Task prompt: Every entry below should be printed again exactly as it reads.

::: Records to process

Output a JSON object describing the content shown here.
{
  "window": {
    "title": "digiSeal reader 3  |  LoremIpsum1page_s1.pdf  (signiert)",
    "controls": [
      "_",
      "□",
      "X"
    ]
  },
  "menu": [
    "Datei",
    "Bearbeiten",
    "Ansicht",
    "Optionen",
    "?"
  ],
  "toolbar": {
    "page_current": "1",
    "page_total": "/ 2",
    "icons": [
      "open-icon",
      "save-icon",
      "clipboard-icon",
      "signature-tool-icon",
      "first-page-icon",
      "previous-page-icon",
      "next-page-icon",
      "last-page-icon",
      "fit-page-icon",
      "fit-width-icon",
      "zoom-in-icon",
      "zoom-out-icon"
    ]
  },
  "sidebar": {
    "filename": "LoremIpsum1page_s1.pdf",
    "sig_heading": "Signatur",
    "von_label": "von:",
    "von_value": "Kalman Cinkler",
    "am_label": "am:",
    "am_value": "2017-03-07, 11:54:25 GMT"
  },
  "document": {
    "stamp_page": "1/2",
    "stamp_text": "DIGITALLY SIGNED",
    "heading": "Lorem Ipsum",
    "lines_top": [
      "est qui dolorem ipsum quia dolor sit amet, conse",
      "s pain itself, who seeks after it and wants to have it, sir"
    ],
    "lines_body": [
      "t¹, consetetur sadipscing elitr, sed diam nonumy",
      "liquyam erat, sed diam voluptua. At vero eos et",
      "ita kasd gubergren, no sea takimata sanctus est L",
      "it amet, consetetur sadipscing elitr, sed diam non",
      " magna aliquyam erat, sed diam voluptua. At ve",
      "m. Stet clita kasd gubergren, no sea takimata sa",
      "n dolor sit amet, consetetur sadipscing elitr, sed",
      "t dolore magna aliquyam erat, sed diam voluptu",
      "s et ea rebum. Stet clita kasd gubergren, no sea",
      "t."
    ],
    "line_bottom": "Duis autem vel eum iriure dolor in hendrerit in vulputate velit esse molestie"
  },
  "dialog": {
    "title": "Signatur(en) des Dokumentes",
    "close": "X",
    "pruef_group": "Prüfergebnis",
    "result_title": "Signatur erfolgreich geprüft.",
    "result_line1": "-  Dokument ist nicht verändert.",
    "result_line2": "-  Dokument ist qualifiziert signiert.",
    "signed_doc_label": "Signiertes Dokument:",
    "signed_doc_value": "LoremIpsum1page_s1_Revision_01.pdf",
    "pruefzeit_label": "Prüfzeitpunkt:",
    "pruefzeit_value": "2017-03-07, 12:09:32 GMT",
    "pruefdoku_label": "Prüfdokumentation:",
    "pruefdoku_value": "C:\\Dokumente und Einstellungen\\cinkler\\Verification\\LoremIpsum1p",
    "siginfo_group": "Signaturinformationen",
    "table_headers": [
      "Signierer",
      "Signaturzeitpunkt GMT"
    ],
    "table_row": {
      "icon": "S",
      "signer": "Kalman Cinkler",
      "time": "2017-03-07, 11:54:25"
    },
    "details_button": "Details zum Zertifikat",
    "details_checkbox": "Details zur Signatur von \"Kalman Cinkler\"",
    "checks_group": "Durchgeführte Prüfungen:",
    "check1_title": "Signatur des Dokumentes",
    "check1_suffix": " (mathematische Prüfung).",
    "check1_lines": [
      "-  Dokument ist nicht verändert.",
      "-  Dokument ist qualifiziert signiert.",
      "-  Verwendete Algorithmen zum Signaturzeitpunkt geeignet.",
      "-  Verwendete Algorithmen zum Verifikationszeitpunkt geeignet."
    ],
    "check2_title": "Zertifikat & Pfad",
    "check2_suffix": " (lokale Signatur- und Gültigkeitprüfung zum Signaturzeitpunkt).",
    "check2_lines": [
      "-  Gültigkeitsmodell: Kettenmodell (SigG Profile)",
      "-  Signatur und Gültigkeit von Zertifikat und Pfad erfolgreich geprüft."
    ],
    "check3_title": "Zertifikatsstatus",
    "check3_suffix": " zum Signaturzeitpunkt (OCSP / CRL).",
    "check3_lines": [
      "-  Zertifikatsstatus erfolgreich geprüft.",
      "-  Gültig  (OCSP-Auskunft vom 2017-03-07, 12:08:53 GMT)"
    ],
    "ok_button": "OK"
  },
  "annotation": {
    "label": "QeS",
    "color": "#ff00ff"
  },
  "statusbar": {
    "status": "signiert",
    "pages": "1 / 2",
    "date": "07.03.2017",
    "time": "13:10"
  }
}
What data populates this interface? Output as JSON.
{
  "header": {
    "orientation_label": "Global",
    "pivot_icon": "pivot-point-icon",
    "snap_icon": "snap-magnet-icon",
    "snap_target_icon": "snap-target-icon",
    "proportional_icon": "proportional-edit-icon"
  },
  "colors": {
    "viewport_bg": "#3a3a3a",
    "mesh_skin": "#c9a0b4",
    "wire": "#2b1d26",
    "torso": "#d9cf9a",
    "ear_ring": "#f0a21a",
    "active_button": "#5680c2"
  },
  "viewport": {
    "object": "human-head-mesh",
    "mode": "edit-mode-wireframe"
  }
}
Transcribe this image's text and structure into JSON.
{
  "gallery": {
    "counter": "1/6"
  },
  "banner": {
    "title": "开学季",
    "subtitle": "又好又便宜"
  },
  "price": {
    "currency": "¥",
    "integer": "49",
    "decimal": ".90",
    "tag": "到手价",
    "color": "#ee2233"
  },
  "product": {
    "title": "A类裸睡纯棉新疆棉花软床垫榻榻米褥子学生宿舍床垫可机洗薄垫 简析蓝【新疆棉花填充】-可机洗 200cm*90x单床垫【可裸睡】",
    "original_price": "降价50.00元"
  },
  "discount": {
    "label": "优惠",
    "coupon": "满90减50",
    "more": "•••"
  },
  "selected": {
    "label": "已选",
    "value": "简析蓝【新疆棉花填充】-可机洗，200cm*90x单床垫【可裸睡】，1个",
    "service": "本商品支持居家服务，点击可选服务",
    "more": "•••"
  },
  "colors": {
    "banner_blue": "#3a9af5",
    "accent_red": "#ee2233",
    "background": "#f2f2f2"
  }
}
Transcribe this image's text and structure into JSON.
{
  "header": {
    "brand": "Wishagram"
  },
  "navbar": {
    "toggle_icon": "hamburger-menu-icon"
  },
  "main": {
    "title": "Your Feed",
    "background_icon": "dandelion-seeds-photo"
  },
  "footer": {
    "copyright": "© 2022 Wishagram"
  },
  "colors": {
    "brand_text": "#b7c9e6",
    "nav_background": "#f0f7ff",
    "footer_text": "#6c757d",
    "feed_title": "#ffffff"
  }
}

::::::

Expected answer:
Output a JSON object describing the content shown here.
{
  "window": {
    "title": "digiSeal reader 3  |  LoremIpsum1page_s1.pdf  (signiert)",
    "controls": [
      "_",
      "□",
      "X"
    ]
  },
  "menu": [
    "Datei",
    "Bearbeiten",
    "Ansicht",
    "Optionen",
    "?"
  ],
  "toolbar": {
    "page_current": "1",
    "page_total": "/ 2",
    "icons": [
      "open-icon",
      "save-icon",
      "clipboard-icon",
      "signature-tool-icon",
      "first-page-icon",
      "previous-page-icon",
      "next-page-icon",
      "last-page-icon",
      "fit-page-icon",
      "fit-width-icon",
      "zoom-in-icon",
      "zoom-out-icon"
    ]
  },
  "sidebar": {
    "filename": "LoremIpsum1page_s1.pdf",
    "sig_heading": "Signatur",
    "von_label": "von:",
    "von_value": "Kalman Cinkler",
    "am_label": "am:",
    "am_value": "2017-03-07, 11:54:25 GMT"
  },
  "document": {
    "stamp_page": "1/2",
    "stamp_text": "DIGITALLY SIGNED",
    "heading": "Lorem Ipsum",
    "lines_top": [
      "est qui dolorem ipsum quia dolor sit amet, conse",
      "s pain itself, who seeks after it and wants to have it, sir"
    ],
    "lines_body": [
      "t¹, consetetur sadipscing elitr, sed diam nonumy",
      "liquyam erat, sed diam voluptua. At vero eos et",
      "ita kasd gubergren, no sea takimata sanctus est L",
      "it amet, consetetur sadipscing elitr, sed diam non",
      " magna aliquyam erat, sed diam voluptua. At ve",
      "m. Stet clita kasd gubergren, no sea takimata sa",
      "n dolor sit amet, consetetur sadipscing elitr, sed",
      "t dolore magna aliquyam erat, sed diam voluptu",
      "s et ea rebum. Stet clita kasd gubergren, no sea",
      "t."
    ],
    "line_bottom": "Duis autem vel eum iriure dolor in hendrerit in vulputate velit esse molestie"
  },
  "dialog": {
    "title": "Signatur(en) des Dokumentes",
    "close": "X",
    "pruef_group": "Prüfergebnis",
    "result_title": "Signatur erfolgreich geprüft.",
    "result_line1": "-  Dokument ist nicht verändert.",
    "result_line2": "-  Dokument ist qualifiziert signiert.",
    "signed_doc_label": "Signiertes Dokument:",
    "signed_doc_value": "LoremIpsum1page_s1_Revision_01.pdf",
    "pruefzeit_label": "Prüfzeitpunkt:",
    "pruefzeit_value": "2017-03-07, 12:09:32 GMT",
    "pruefdoku_label": "Prüfdokumentation:",
    "pruefdoku_value": "C:\\Dokumente und Einstellungen\\cinkler\\Verification\\LoremIpsum1p",
    "siginfo_group": "Signaturinformationen",
    "table_headers": [
      "Signierer",
      "Signaturzeitpunkt GMT"
    ],
    "table_row": {
      "icon": "S",
      "signer": "Kalman Cinkler",
      "time": "2017-03-07, 11:54:25"
    },
    "details_button": "Details zum Zertifikat",
    "details_checkbox": "Details zur Signatur von \"Kalman Cinkler\"",
    "checks_group": "Durchgeführte Prüfungen:",
    "check1_title": "Signatur des Dokumentes",
    "check1_suffix": " (mathematische Prüfung).",
    "check1_lines": [
      "-  Dokument ist nicht verändert.",
      "-  Dokument ist qualifiziert signiert.",
      "-  Verwendete Algorithmen zum Signaturzeitpunkt geeignet.",
      "-  Verwendete Algorithmen zum Verifikationszeitpunkt geeignet."
    ],
    "check2_title": "Zertifikat & Pfad",
    "check2_suffix": " (lokale Signatur- und Gültigkeitprüfung zum Signaturzeitpunkt).",
    "check2_lines": [
      "-  Gültigkeitsmodell: Kettenmodell (SigG Profile)",
      "-  Signatur und Gültigkeit von Zertifikat und Pfad erfolgreich geprüft."
    ],
    "check3_title": "Zertifikatsstatus",
    "check3_suffix": " zum Signaturzeitpunkt (OCSP / CRL).",
    "check3_lines": [
      "-  Zertifikatsstatus erfolgreich geprüft.",
      "-  Gültig  (OCSP-Auskunft vom 2017-03-07, 12:08:53 GMT)"
    ],
    "ok_button": "OK"
  },
  "annotation": {
    "label": "QeS",
    "color": "#ff00ff"
  },
  "statusbar": {
    "status": "signiert",
    "pages": "1 / 2",
    "date": "07.03.2017",
    "time": "13:10"
  }
}
What data populates this interface? Output as JSON.
{
  "header": {
    "orientation_label": "Global",
    "pivot_icon": "pivot-point-icon",
    "snap_icon": "snap-magnet-icon",
    "snap_target_icon": "snap-target-icon",
    "proportional_icon": "proportional-edit-icon"
  },
  "colors": {
    "viewport_bg": "#3a3a3a",
    "mesh_skin": "#c9a0b4",
    "wire": "#2b1d26",
    "torso": "#d9cf9a",
    "ear_ring": "#f0a21a",
    "active_button": "#5680c2"
  },
  "viewport": {
    "object": "human-head-mesh",
    "mode": "edit-mode-wireframe"
  }
}
Transcribe this image's text and structure into JSON.
{
  "gallery": {
    "counter": "1/6"
  },
  "banner": {
    "title": "开学季",
    "subtitle": "又好又便宜"
  },
  "price": {
    "currency": "¥",
    "integer": "49",
    "decimal": ".90",
    "tag": "到手价",
    "color": "#ee2233"
  },
  "product": {
    "title": "A类裸睡纯棉新疆棉花软床垫榻榻米褥子学生宿舍床垫可机洗薄垫 简析蓝【新疆棉花填充】-可机洗 200cm*90x单床垫【可裸睡】",
    "original_price": "降价50.00元"
  },
  "discount": {
    "label": "优惠",
    "coupon": "满90减50",
    "more": "•••"
  },
  "selected": {
    "label": "已选",
    "value": "简析蓝【新疆棉花填充】-可机洗，200cm*90x单床垫【可裸睡】，1个",
    "service": "本商品支持居家服务，点击可选服务",
    "more": "•••"
  },
  "colors": {
    "banner_blue": "#3a9af5",
    "accent_red": "#ee2233",
    "background": "#f2f2f2"
  }
}
Transcribe this image's text and structure into JSON.
{
  "header": {
    "brand": "Wishagram"
  },
  "navbar": {
    "toggle_icon": "hamburger-menu-icon"
  },
  "main": {
    "title": "Your Feed",
    "background_icon": "dandelion-seeds-photo"
  },
  "footer": {
    "copyright": "© 2022 Wishagram"
  },
  "colors": {
    "brand_text": "#b7c9e6",
    "nav_background": "#f0f7ff",
    "footer_text": "#6c757d",
    "feed_title": "#ffffff"
  }
}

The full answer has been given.